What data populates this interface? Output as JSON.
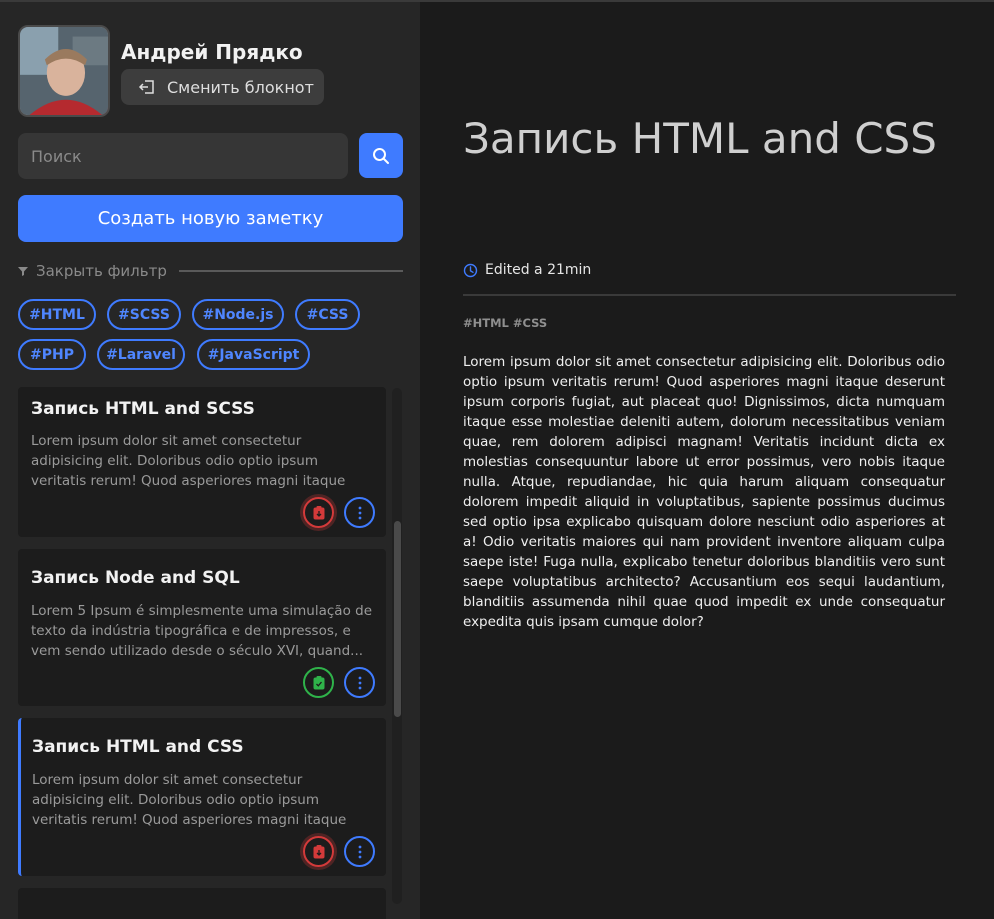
{
  "user": {
    "name": "Андрей Прядко",
    "switch_label": "Сменить блокнот"
  },
  "search": {
    "placeholder": "Поиск"
  },
  "create_label": "Создать новую заметку",
  "filter": {
    "label": "Закрыть фильтр"
  },
  "tags": [
    "#HTML",
    "#SCSS",
    "#Node.js",
    "#CSS",
    "#PHP",
    "#Laravel",
    "#JavaScript"
  ],
  "notes": [
    {
      "title": "Запись HTML and SCSS",
      "text": "Lorem ipsum dolor sit amet consectetur adipisicing elit. Doloribus odio optio ipsum veritatis rerum! Quod asperiores magni itaque deserunt i...",
      "status": "red"
    },
    {
      "title": "Запись Node and SQL",
      "text": "Lorem 5 Ipsum é simplesmente uma simulação de texto da indústria tipográfica e de impressos, e vem sendo utilizado desde o século XVI, quand...",
      "status": "green"
    },
    {
      "title": "Запись HTML and CSS",
      "text": "Lorem ipsum dolor sit amet consectetur adipisicing elit. Doloribus odio optio ipsum veritatis rerum! Quod asperiores magni itaque deserunt i...",
      "status": "red"
    }
  ],
  "main": {
    "title": "Запись HTML and CSS",
    "edited": "Edited a 21min",
    "tags": "#HTML #CSS",
    "body": "Lorem ipsum dolor sit amet consectetur adipisicing elit. Doloribus odio optio ipsum veritatis rerum! Quod asperiores magni itaque deserunt ipsum corporis fugiat, aut placeat quo! Dignissimos, dicta numquam itaque esse molestiae deleniti autem, dolorum necessitatibus veniam quae, rem dolorem adipisci magnam! Veritatis incidunt dicta ex molestias consequuntur labore ut error possimus, vero nobis itaque nulla. Atque, repudiandae, hic quia harum aliquam consequatur dolorem impedit aliquid in voluptatibus, sapiente possimus ducimus sed optio ipsa explicabo quisquam dolore nesciunt odio asperiores at a! Odio veritatis maiores qui nam provident inventore aliquam culpa saepe iste! Fuga nulla, explicabo tenetur doloribus blanditiis vero sunt saepe voluptatibus architecto? Accusantium eos sequi laudantium, blanditiis assumenda nihil quae quod impedit ex unde consequatur expedita quis ipsam cumque dolor?"
  },
  "colors": {
    "accent": "#3f7bff",
    "danger": "#d33a3a",
    "success": "#2fb34a",
    "sidebar_bg": "#262626",
    "main_bg": "#1b1b1b"
  }
}
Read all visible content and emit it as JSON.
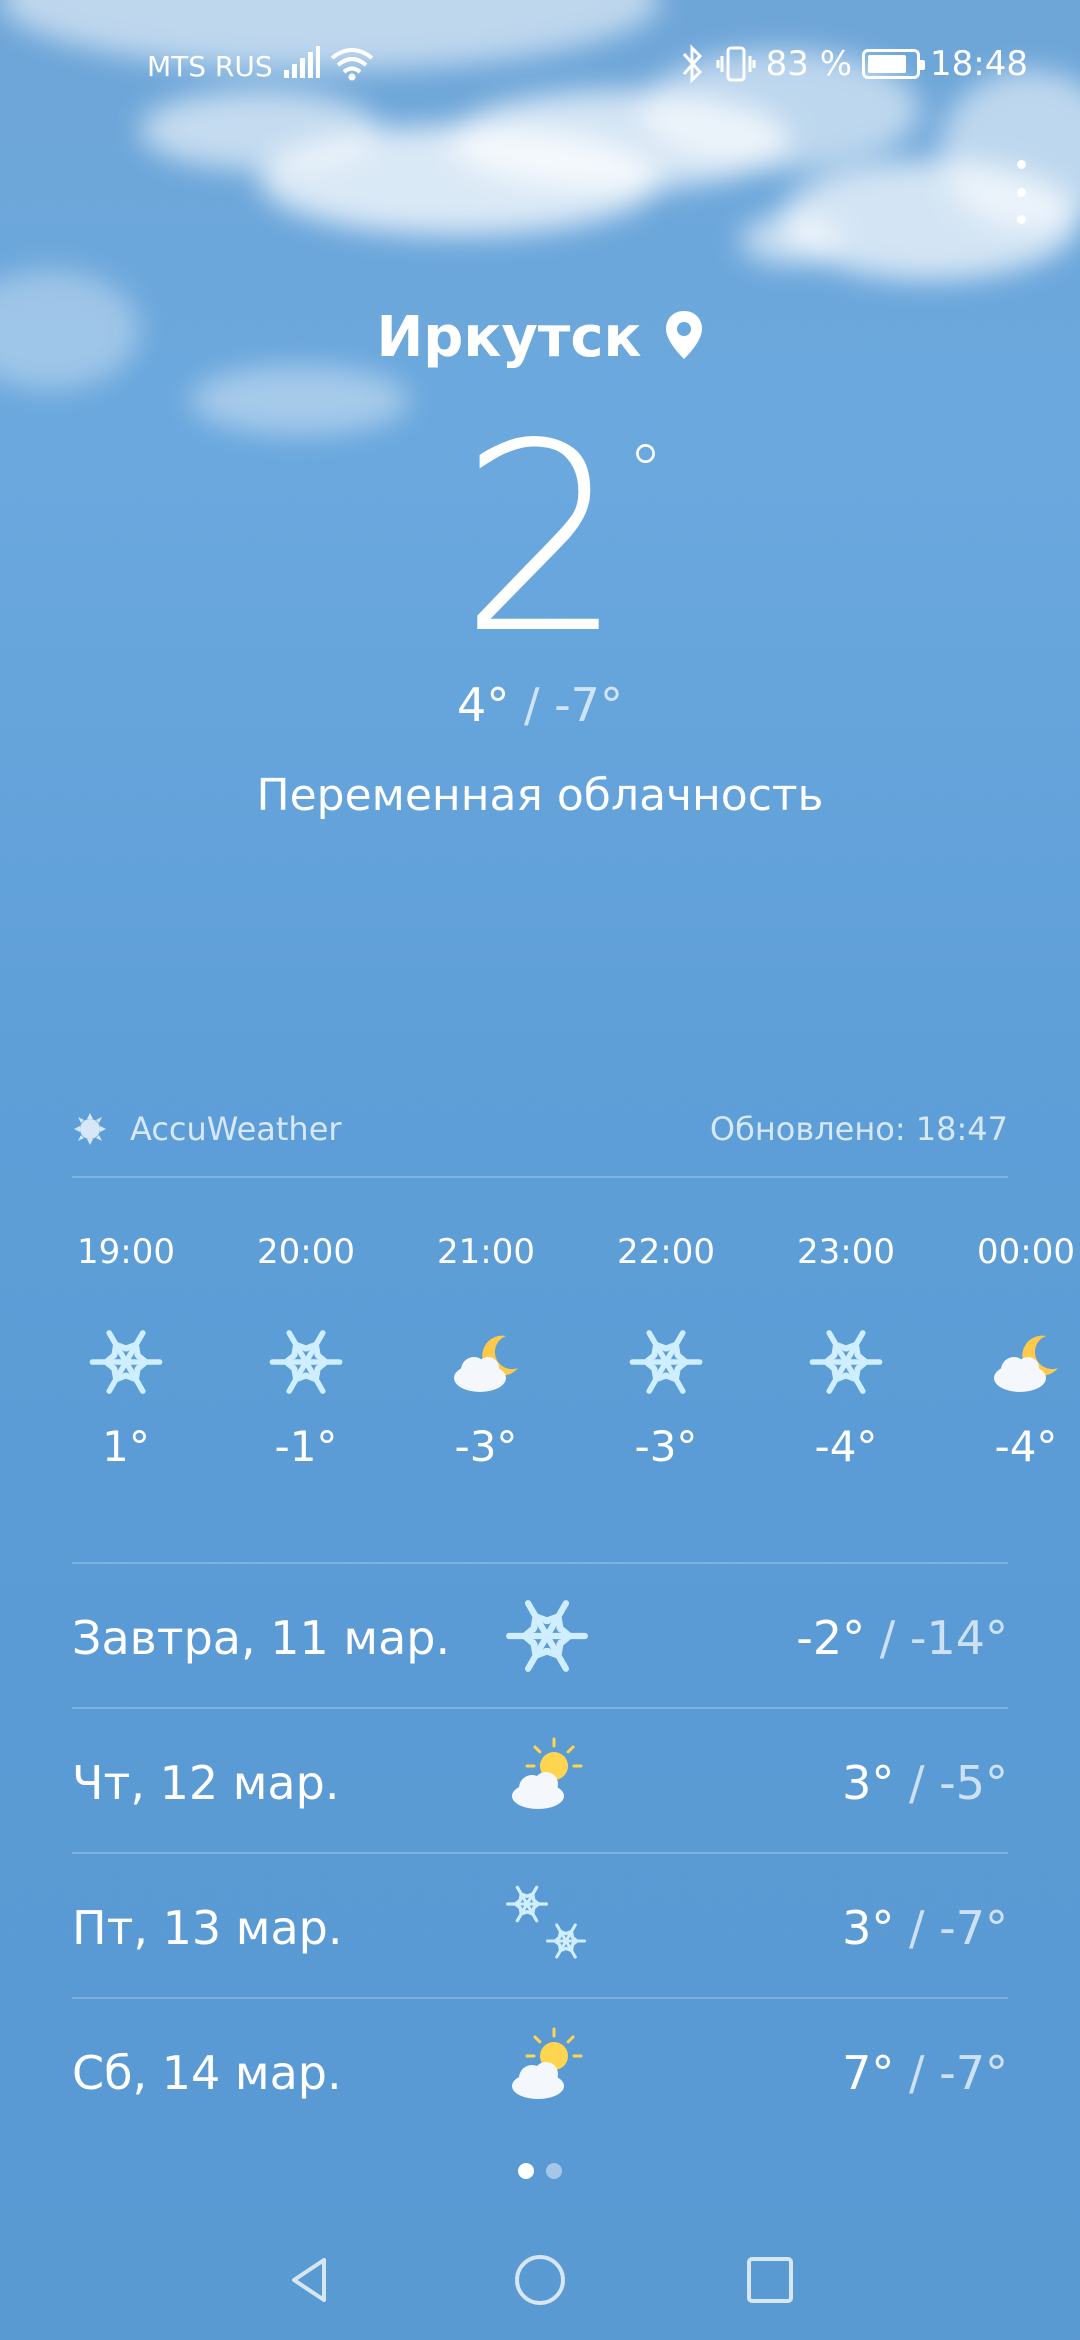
{
  "status_bar": {
    "carrier": "MTS RUS",
    "battery_text": "83 %",
    "battery_level": 0.83,
    "time": "18:48"
  },
  "location": {
    "city": "Иркутск"
  },
  "current": {
    "temp": "2",
    "deg": "°",
    "high": "4°",
    "sep": "/",
    "low": "-7°",
    "condition": "Переменная облачность"
  },
  "provider": {
    "name": "AccuWeather",
    "updated": "Обновлено: 18:47"
  },
  "hourly": [
    {
      "time": "19:00",
      "icon": "snow-icon",
      "temp": "1°"
    },
    {
      "time": "20:00",
      "icon": "snow-icon",
      "temp": "-1°"
    },
    {
      "time": "21:00",
      "icon": "moon-cloud-icon",
      "temp": "-3°"
    },
    {
      "time": "22:00",
      "icon": "snow-icon",
      "temp": "-3°"
    },
    {
      "time": "23:00",
      "icon": "snow-icon",
      "temp": "-4°"
    },
    {
      "time": "00:00",
      "icon": "moon-cloud-icon",
      "temp": "-4°"
    }
  ],
  "daily": [
    {
      "name": "Завтра, 11 мар.",
      "icon": "snow-icon",
      "high": "-2°",
      "sep": "/",
      "low": "-14°"
    },
    {
      "name": "Чт, 12 мар.",
      "icon": "sun-cloud-icon",
      "high": "3°",
      "sep": "/",
      "low": "-5°"
    },
    {
      "name": "Пт, 13 мар.",
      "icon": "flurries-icon",
      "high": "3°",
      "sep": "/",
      "low": "-7°"
    },
    {
      "name": "Сб, 14 мар.",
      "icon": "sun-cloud-icon",
      "high": "7°",
      "sep": "/",
      "low": "-7°"
    }
  ],
  "pager": {
    "pages": 2,
    "current": 1
  },
  "colors": {
    "sky_top": "#6fa6d8",
    "sky_bottom": "#5a9ad3",
    "snow_icon": "#cfeeff",
    "sun": "#ffd54f"
  }
}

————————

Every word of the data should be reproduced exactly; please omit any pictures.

What data populates this interface? Output as JSON.
{
  "user": {
    "name": "Андрей Прядко",
    "switch_label": "Сменить блокнот"
  },
  "search": {
    "placeholder": "Поиск"
  },
  "create_label": "Создать новую заметку",
  "filter": {
    "label": "Закрыть фильтр"
  },
  "tags": [
    "#HTML",
    "#SCSS",
    "#Node.js",
    "#CSS",
    "#PHP",
    "#Laravel",
    "#JavaScript"
  ],
  "notes": [
    {
      "title": "Запись HTML and SCSS",
      "text": "Lorem ipsum dolor sit amet consectetur adipisicing elit. Doloribus odio optio ipsum veritatis rerum! Quod asperiores magni itaque deserunt i...",
      "status": "red"
    },
    {
      "title": "Запись Node and SQL",
      "text": "Lorem 5 Ipsum é simplesmente uma simulação de texto da indústria tipográfica e de impressos, e vem sendo utilizado desde o século XVI, quand...",
      "status": "green"
    },
    {
      "title": "Запись HTML and CSS",
      "text": "Lorem ipsum dolor sit amet consectetur adipisicing elit. Doloribus odio optio ipsum veritatis rerum! Quod asperiores magni itaque deserunt i...",
      "status": "red"
    }
  ],
  "main": {
    "title": "Запись HTML and CSS",
    "edited": "Edited a 21min",
    "tags": "#HTML #CSS",
    "body": "Lorem ipsum dolor sit amet consectetur adipisicing elit. Doloribus odio optio ipsum veritatis rerum! Quod asperiores magni itaque deserunt ipsum corporis fugiat, aut placeat quo! Dignissimos, dicta numquam itaque esse molestiae deleniti autem, dolorum necessitatibus veniam quae, rem dolorem adipisci magnam! Veritatis incidunt dicta ex molestias consequuntur labore ut error possimus, vero nobis itaque nulla. Atque, repudiandae, hic quia harum aliquam consequatur dolorem impedit aliquid in voluptatibus, sapiente possimus ducimus sed optio ipsa explicabo quisquam dolore nesciunt odio asperiores at a! Odio veritatis maiores qui nam provident inventore aliquam culpa saepe iste! Fuga nulla, explicabo tenetur doloribus blanditiis vero sunt saepe voluptatibus architecto? Accusantium eos sequi laudantium, blanditiis assumenda nihil quae quod impedit ex unde consequatur expedita quis ipsam cumque dolor?"
  },
  "colors": {
    "accent": "#3f7bff",
    "danger": "#d33a3a",
    "success": "#2fb34a",
    "sidebar_bg": "#262626",
    "main_bg": "#1b1b1b"
  }
}
Read all visible content and emit it as JSON.
{
  "status_bar": {
    "carrier": "MTS RUS",
    "battery_text": "83 %",
    "battery_level": 0.83,
    "time": "18:48"
  },
  "location": {
    "city": "Иркутск"
  },
  "current": {
    "temp": "2",
    "deg": "°",
    "high": "4°",
    "sep": "/",
    "low": "-7°",
    "condition": "Переменная облачность"
  },
  "provider": {
    "name": "AccuWeather",
    "updated": "Обновлено: 18:47"
  },
  "hourly": [
    {
      "time": "19:00",
      "icon": "snow-icon",
      "temp": "1°"
    },
    {
      "time": "20:00",
      "icon": "snow-icon",
      "temp": "-1°"
    },
    {
      "time": "21:00",
      "icon": "moon-cloud-icon",
      "temp": "-3°"
    },
    {
      "time": "22:00",
      "icon": "snow-icon",
      "temp": "-3°"
    },
    {
      "time": "23:00",
      "icon": "snow-icon",
      "temp": "-4°"
    },
    {
      "time": "00:00",
      "icon": "moon-cloud-icon",
      "temp": "-4°"
    }
  ],
  "daily": [
    {
      "name": "Завтра, 11 мар.",
      "icon": "snow-icon",
      "high": "-2°",
      "sep": "/",
      "low": "-14°"
    },
    {
      "name": "Чт, 12 мар.",
      "icon": "sun-cloud-icon",
      "high": "3°",
      "sep": "/",
      "low": "-5°"
    },
    {
      "name": "Пт, 13 мар.",
      "icon": "flurries-icon",
      "high": "3°",
      "sep": "/",
      "low": "-7°"
    },
    {
      "name": "Сб, 14 мар.",
      "icon": "sun-cloud-icon",
      "high": "7°",
      "sep": "/",
      "low": "-7°"
    }
  ],
  "pager": {
    "pages": 2,
    "current": 1
  },
  "colors": {
    "sky_top": "#6fa6d8",
    "sky_bottom": "#5a9ad3",
    "snow_icon": "#cfeeff",
    "sun": "#ffd54f"
  }
}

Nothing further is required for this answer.